-- Opening Marker --

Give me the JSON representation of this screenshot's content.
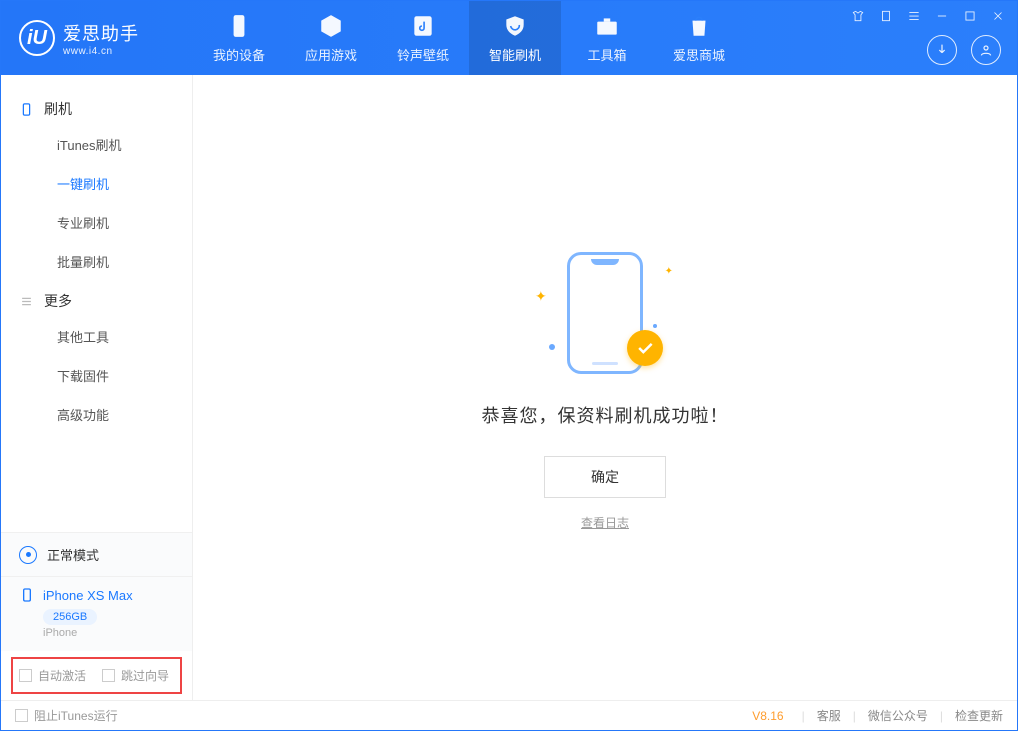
{
  "app": {
    "title": "爱思助手",
    "subtitle": "www.i4.cn"
  },
  "nav": {
    "device": "我的设备",
    "apps": "应用游戏",
    "ringtones": "铃声壁纸",
    "flash": "智能刷机",
    "toolbox": "工具箱",
    "store": "爱思商城"
  },
  "sidebar": {
    "group_flash": "刷机",
    "items_flash": {
      "itunes": "iTunes刷机",
      "oneclick": "一键刷机",
      "pro": "专业刷机",
      "batch": "批量刷机"
    },
    "group_more": "更多",
    "items_more": {
      "other": "其他工具",
      "firmware": "下载固件",
      "advanced": "高级功能"
    }
  },
  "device": {
    "mode": "正常模式",
    "name": "iPhone XS Max",
    "storage": "256GB",
    "type": "iPhone"
  },
  "options": {
    "auto_activate": "自动激活",
    "skip_guide": "跳过向导"
  },
  "main": {
    "success": "恭喜您，保资料刷机成功啦！",
    "ok": "确定",
    "view_log": "查看日志"
  },
  "footer": {
    "block_itunes": "阻止iTunes运行",
    "version": "V8.16",
    "support": "客服",
    "wechat": "微信公众号",
    "update": "检查更新"
  }
}
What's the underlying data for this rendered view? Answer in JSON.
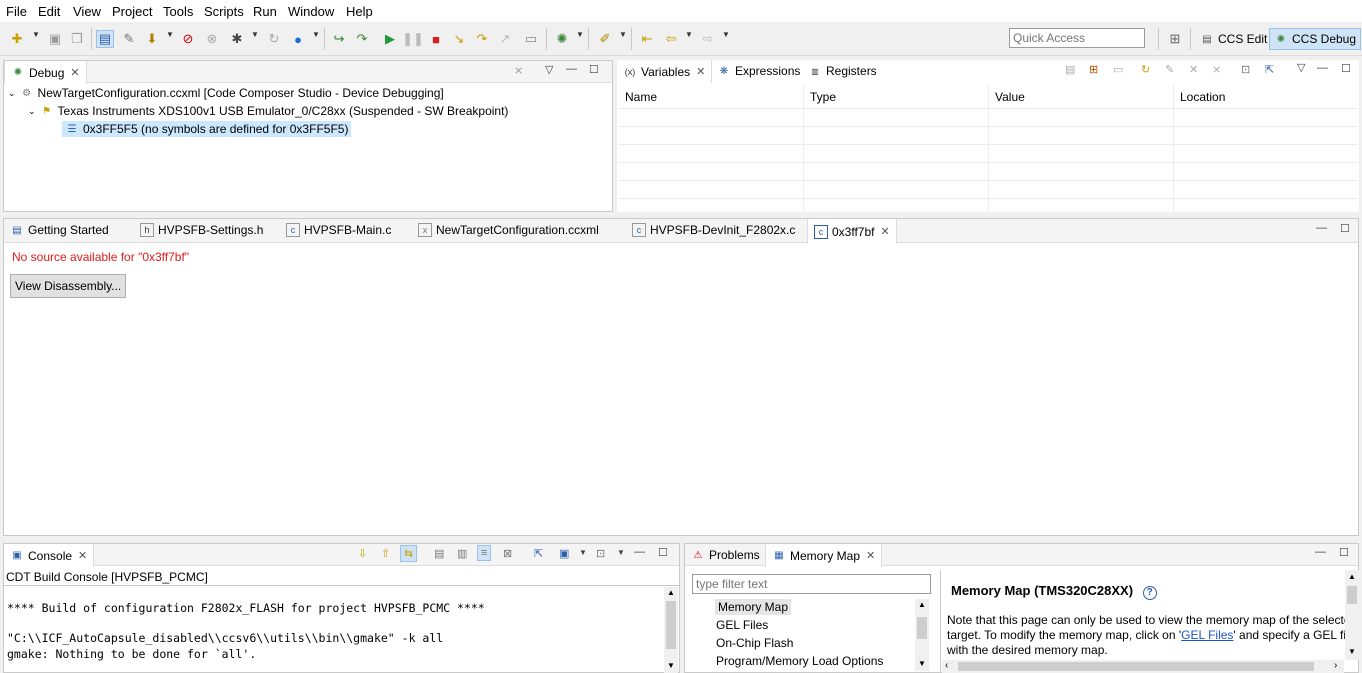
{
  "menu": [
    "File",
    "Edit",
    "View",
    "Project",
    "Tools",
    "Scripts",
    "Run",
    "Window",
    "Help"
  ],
  "toolbar": {
    "quick_access_placeholder": "Quick Access",
    "perspectives": [
      {
        "label": "CCS Edit",
        "active": false
      },
      {
        "label": "CCS Debug",
        "active": true
      }
    ]
  },
  "debug_view": {
    "tab_label": "Debug",
    "tree": [
      {
        "label": "NewTargetConfiguration.ccxml [Code Composer Studio - Device Debugging]",
        "level": 0
      },
      {
        "label": "Texas Instruments XDS100v1 USB Emulator_0/C28xx (Suspended - SW Breakpoint)",
        "level": 1
      },
      {
        "label": "0x3FF5F5  (no symbols are defined for 0x3FF5F5)",
        "level": 2,
        "selected": true
      }
    ]
  },
  "variables_view": {
    "tabs": [
      "Variables",
      "Expressions",
      "Registers"
    ],
    "columns": [
      "Name",
      "Type",
      "Value",
      "Location"
    ]
  },
  "editor": {
    "tabs": [
      {
        "label": "Getting Started"
      },
      {
        "label": "HVPSFB-Settings.h"
      },
      {
        "label": "HVPSFB-Main.c"
      },
      {
        "label": "NewTargetConfiguration.ccxml"
      },
      {
        "label": "HVPSFB-DevInit_F2802x.c"
      },
      {
        "label": "0x3ff7bf",
        "active": true
      }
    ],
    "message": "No source available for \"0x3ff7bf\"",
    "view_disassembly_label": "View Disassembly..."
  },
  "console": {
    "tab_label": "Console",
    "title": "CDT Build Console [HVPSFB_PCMC]",
    "lines": [
      "**** Build of configuration F2802x_FLASH for project HVPSFB_PCMC ****",
      "",
      "\"C:\\\\ICF_AutoCapsule_disabled\\\\ccsv6\\\\utils\\\\bin\\\\gmake\" -k all",
      "gmake: Nothing to be done for `all'."
    ]
  },
  "memory_map": {
    "tabs": [
      "Problems",
      "Memory Map"
    ],
    "filter_placeholder": "type filter text",
    "list": [
      "Memory Map",
      "GEL Files",
      "On-Chip Flash",
      "Program/Memory Load Options"
    ],
    "heading": "Memory Map (TMS320C28XX)",
    "help_icon_glyph": "?",
    "note_line1": "Note that this page can only be used to view the memory map of the selecte",
    "note_line2_pre": "target.  To modify the memory map, click on '",
    "note_link": "GEL Files",
    "note_line2_post": "' and specify a GEL file",
    "note_line3": "with the desired memory map."
  },
  "colors": {
    "error_text": "#e01b1b",
    "selection": "#cce8ff",
    "link": "#1a56c9"
  }
}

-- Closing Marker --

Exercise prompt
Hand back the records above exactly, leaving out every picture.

Exercise output
Give me the JSON representation of this screenshot's content.
{
  "app": {
    "title": "爱思助手",
    "subtitle": "www.i4.cn"
  },
  "nav": {
    "device": "我的设备",
    "apps": "应用游戏",
    "ringtones": "铃声壁纸",
    "flash": "智能刷机",
    "toolbox": "工具箱",
    "store": "爱思商城"
  },
  "sidebar": {
    "group_flash": "刷机",
    "items_flash": {
      "itunes": "iTunes刷机",
      "oneclick": "一键刷机",
      "pro": "专业刷机",
      "batch": "批量刷机"
    },
    "group_more": "更多",
    "items_more": {
      "other": "其他工具",
      "firmware": "下载固件",
      "advanced": "高级功能"
    }
  },
  "device": {
    "mode": "正常模式",
    "name": "iPhone XS Max",
    "storage": "256GB",
    "type": "iPhone"
  },
  "options": {
    "auto_activate": "自动激活",
    "skip_guide": "跳过向导"
  },
  "main": {
    "success": "恭喜您，保资料刷机成功啦！",
    "ok": "确定",
    "view_log": "查看日志"
  },
  "footer": {
    "block_itunes": "阻止iTunes运行",
    "version": "V8.16",
    "support": "客服",
    "wechat": "微信公众号",
    "update": "检查更新"
  }
}
What's the underlying data for this rendered view? Answer in JSON.
{
  "menu": [
    "File",
    "Edit",
    "View",
    "Project",
    "Tools",
    "Scripts",
    "Run",
    "Window",
    "Help"
  ],
  "toolbar": {
    "quick_access_placeholder": "Quick Access",
    "perspectives": [
      {
        "label": "CCS Edit",
        "active": false
      },
      {
        "label": "CCS Debug",
        "active": true
      }
    ]
  },
  "debug_view": {
    "tab_label": "Debug",
    "tree": [
      {
        "label": "NewTargetConfiguration.ccxml [Code Composer Studio - Device Debugging]",
        "level": 0
      },
      {
        "label": "Texas Instruments XDS100v1 USB Emulator_0/C28xx (Suspended - SW Breakpoint)",
        "level": 1
      },
      {
        "label": "0x3FF5F5  (no symbols are defined for 0x3FF5F5)",
        "level": 2,
        "selected": true
      }
    ]
  },
  "variables_view": {
    "tabs": [
      "Variables",
      "Expressions",
      "Registers"
    ],
    "columns": [
      "Name",
      "Type",
      "Value",
      "Location"
    ]
  },
  "editor": {
    "tabs": [
      {
        "label": "Getting Started"
      },
      {
        "label": "HVPSFB-Settings.h"
      },
      {
        "label": "HVPSFB-Main.c"
      },
      {
        "label": "NewTargetConfiguration.ccxml"
      },
      {
        "label": "HVPSFB-DevInit_F2802x.c"
      },
      {
        "label": "0x3ff7bf",
        "active": true
      }
    ],
    "message": "No source available for \"0x3ff7bf\"",
    "view_disassembly_label": "View Disassembly..."
  },
  "console": {
    "tab_label": "Console",
    "title": "CDT Build Console [HVPSFB_PCMC]",
    "lines": [
      "**** Build of configuration F2802x_FLASH for project HVPSFB_PCMC ****",
      "",
      "\"C:\\\\ICF_AutoCapsule_disabled\\\\ccsv6\\\\utils\\\\bin\\\\gmake\" -k all",
      "gmake: Nothing to be done for `all'."
    ]
  },
  "memory_map": {
    "tabs": [
      "Problems",
      "Memory Map"
    ],
    "filter_placeholder": "type filter text",
    "list": [
      "Memory Map",
      "GEL Files",
      "On-Chip Flash",
      "Program/Memory Load Options"
    ],
    "heading": "Memory Map (TMS320C28XX)",
    "help_icon_glyph": "?",
    "note_line1": "Note that this page can only be used to view the memory map of the selecte",
    "note_line2_pre": "target.  To modify the memory map, click on '",
    "note_link": "GEL Files",
    "note_line2_post": "' and specify a GEL file",
    "note_line3": "with the desired memory map."
  },
  "colors": {
    "error_text": "#e01b1b",
    "selection": "#cce8ff",
    "link": "#1a56c9"
  }
}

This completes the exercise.